  • 5G’s Search for Vertical Insights – 2018 Edition. Last year, we all agreed that 5G presents an opportunity for service providers to target the needs of digital industries. We then agreed that most of them don’t actually understand those verticals well enough to serve them effectively. A year later, operators and vendors could point to pockets of knowledge (automotive, in particular) but still didn’t seem confident that vertical market requirements were well understood. But this doesn’t mean vendors and operators aren’t trying. Instead, in many cases, it’s not clear that enterprise CIO’s know what they need—or how to frame their needs around wireless network. There were signs of encouragement. Think Telefonica’s Industry 4.0 demo applying IoT, Private LTE, AR and blockchain to automotive manufacturing. Or Philips’ CIO making an impassioned case for how 5G will impact their healthcare business on the 5G for CIOs panel I ran.  But these are the exception, not the rule. That needs to change.
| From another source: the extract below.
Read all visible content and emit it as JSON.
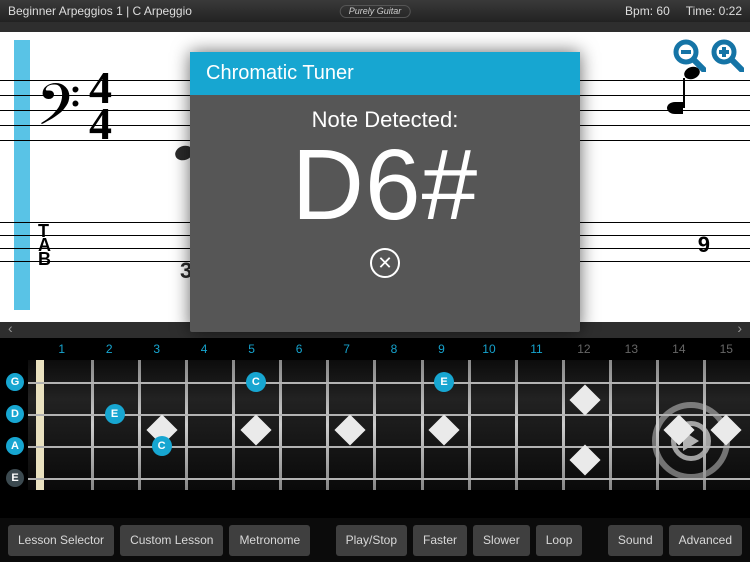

If not, nimble start-ups who do understand the needs of specific verticals will simply develop solutions that run over the top of 5G networks—leveraging 5G as a platform in the same way OTTs leveraged 4G to drive mass market consumer innovation.  

Peter Jarich is the chief analyst (Global Telecom and IT) for GlobalData. Follow him on Twitter: @pnjarich.

Industry Voices are opinion columns written by outside contributors—often industry experts or analysts—who are invited to the conversation by Fierce staff. They do not represent the opinions of Fierce.